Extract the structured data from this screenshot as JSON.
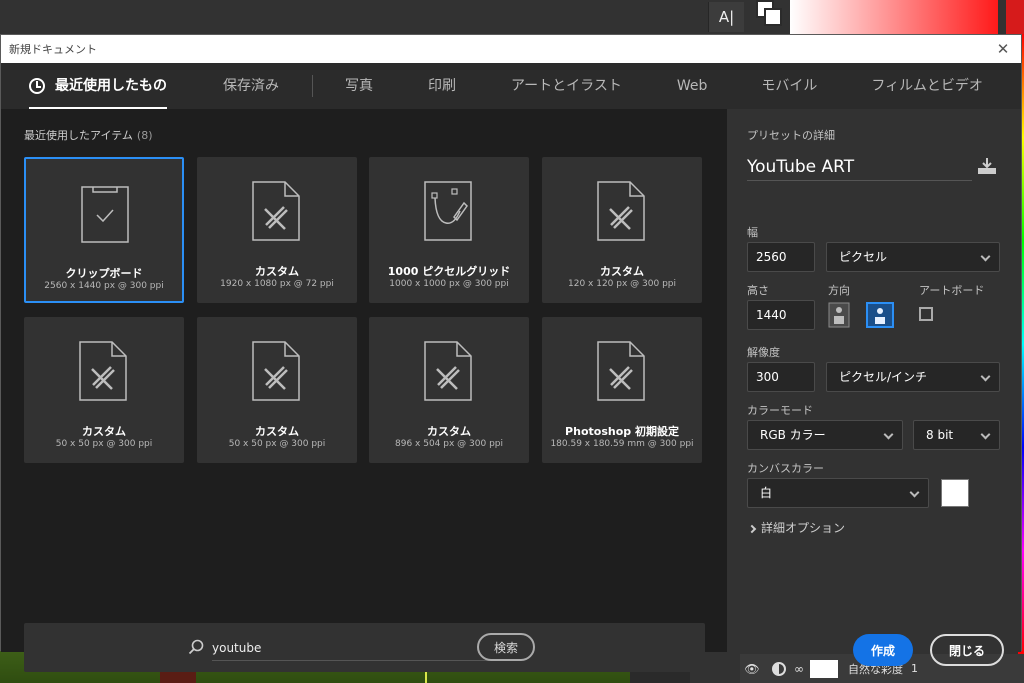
{
  "background": {
    "tool_label": "A|",
    "layer": {
      "name": "自然な彩度",
      "number": "1"
    }
  },
  "dialog": {
    "title": "新規ドキュメント",
    "close_glyph": "✕"
  },
  "tabs": [
    {
      "label": "最近使用したもの",
      "active": true
    },
    {
      "label": "保存済み"
    },
    {
      "label": "写真"
    },
    {
      "label": "印刷"
    },
    {
      "label": "アートとイラスト"
    },
    {
      "label": "Web"
    },
    {
      "label": "モバイル"
    },
    {
      "label": "フィルムとビデオ"
    }
  ],
  "recent": {
    "heading": "最近使用したアイテム",
    "count": "(8)",
    "items": [
      {
        "name": "クリップボード",
        "dims": "2560 x 1440 px @ 300 ppi",
        "icon": "clipboard-icon",
        "selected": true
      },
      {
        "name": "カスタム",
        "dims": "1920 x 1080 px @ 72 ppi",
        "icon": "custom-document-icon"
      },
      {
        "name": "1000 ピクセルグリッド",
        "dims": "1000 x 1000 px @ 300 ppi",
        "icon": "pen-document-icon"
      },
      {
        "name": "カスタム",
        "dims": "120 x 120 px @ 300 ppi",
        "icon": "custom-document-icon"
      },
      {
        "name": "カスタム",
        "dims": "50 x 50 px @ 300 ppi",
        "icon": "custom-document-icon"
      },
      {
        "name": "カスタム",
        "dims": "50 x 50 px @ 300 ppi",
        "icon": "custom-document-icon"
      },
      {
        "name": "カスタム",
        "dims": "896 x 504 px @ 300 ppi",
        "icon": "custom-document-icon"
      },
      {
        "name": "Photoshop 初期設定",
        "dims": "180.59 x 180.59 mm @ 300 ppi",
        "icon": "custom-document-icon"
      }
    ]
  },
  "search": {
    "value": "youtube",
    "button_label": "検索"
  },
  "preset": {
    "heading": "プリセットの詳細",
    "name": "YouTube ART",
    "width_label": "幅",
    "width": "2560",
    "width_unit": "ピクセル",
    "height_label": "高さ",
    "height": "1440",
    "orientation_label": "方向",
    "orientation": "landscape",
    "artboard_label": "アートボード",
    "artboard_checked": false,
    "resolution_label": "解像度",
    "resolution": "300",
    "resolution_unit": "ピクセル/インチ",
    "color_mode_label": "カラーモード",
    "color_mode": "RGB カラー",
    "bit_depth": "8 bit",
    "canvas_color_label": "カンバスカラー",
    "canvas_color": "白",
    "canvas_swatch": "#ffffff",
    "advanced_label": "詳細オプション",
    "create_label": "作成",
    "close_label": "閉じる"
  },
  "colors": {
    "accent": "#1473e6",
    "selected_border": "#2b8ff5",
    "dialog_bg": "#1e1e1e",
    "panel_bg": "#323232"
  }
}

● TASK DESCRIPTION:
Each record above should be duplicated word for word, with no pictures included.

● WRITTEN ANSWER:
Extract the structured data from this screenshot as JSON.
{
  "background": {
    "tool_label": "A|",
    "layer": {
      "name": "自然な彩度",
      "number": "1"
    }
  },
  "dialog": {
    "title": "新規ドキュメント",
    "close_glyph": "✕"
  },
  "tabs": [
    {
      "label": "最近使用したもの",
      "active": true
    },
    {
      "label": "保存済み"
    },
    {
      "label": "写真"
    },
    {
      "label": "印刷"
    },
    {
      "label": "アートとイラスト"
    },
    {
      "label": "Web"
    },
    {
      "label": "モバイル"
    },
    {
      "label": "フィルムとビデオ"
    }
  ],
  "recent": {
    "heading": "最近使用したアイテム",
    "count": "(8)",
    "items": [
      {
        "name": "クリップボード",
        "dims": "2560 x 1440 px @ 300 ppi",
        "icon": "clipboard-icon",
        "selected": true
      },
      {
        "name": "カスタム",
        "dims": "1920 x 1080 px @ 72 ppi",
        "icon": "custom-document-icon"
      },
      {
        "name": "1000 ピクセルグリッド",
        "dims": "1000 x 1000 px @ 300 ppi",
        "icon": "pen-document-icon"
      },
      {
        "name": "カスタム",
        "dims": "120 x 120 px @ 300 ppi",
        "icon": "custom-document-icon"
      },
      {
        "name": "カスタム",
        "dims": "50 x 50 px @ 300 ppi",
        "icon": "custom-document-icon"
      },
      {
        "name": "カスタム",
        "dims": "50 x 50 px @ 300 ppi",
        "icon": "custom-document-icon"
      },
      {
        "name": "カスタム",
        "dims": "896 x 504 px @ 300 ppi",
        "icon": "custom-document-icon"
      },
      {
        "name": "Photoshop 初期設定",
        "dims": "180.59 x 180.59 mm @ 300 ppi",
        "icon": "custom-document-icon"
      }
    ]
  },
  "search": {
    "value": "youtube",
    "button_label": "検索"
  },
  "preset": {
    "heading": "プリセットの詳細",
    "name": "YouTube ART",
    "width_label": "幅",
    "width": "2560",
    "width_unit": "ピクセル",
    "height_label": "高さ",
    "height": "1440",
    "orientation_label": "方向",
    "orientation": "landscape",
    "artboard_label": "アートボード",
    "artboard_checked": false,
    "resolution_label": "解像度",
    "resolution": "300",
    "resolution_unit": "ピクセル/インチ",
    "color_mode_label": "カラーモード",
    "color_mode": "RGB カラー",
    "bit_depth": "8 bit",
    "canvas_color_label": "カンバスカラー",
    "canvas_color": "白",
    "canvas_swatch": "#ffffff",
    "advanced_label": "詳細オプション",
    "create_label": "作成",
    "close_label": "閉じる"
  },
  "colors": {
    "accent": "#1473e6",
    "selected_border": "#2b8ff5",
    "dialog_bg": "#1e1e1e",
    "panel_bg": "#323232"
  }
}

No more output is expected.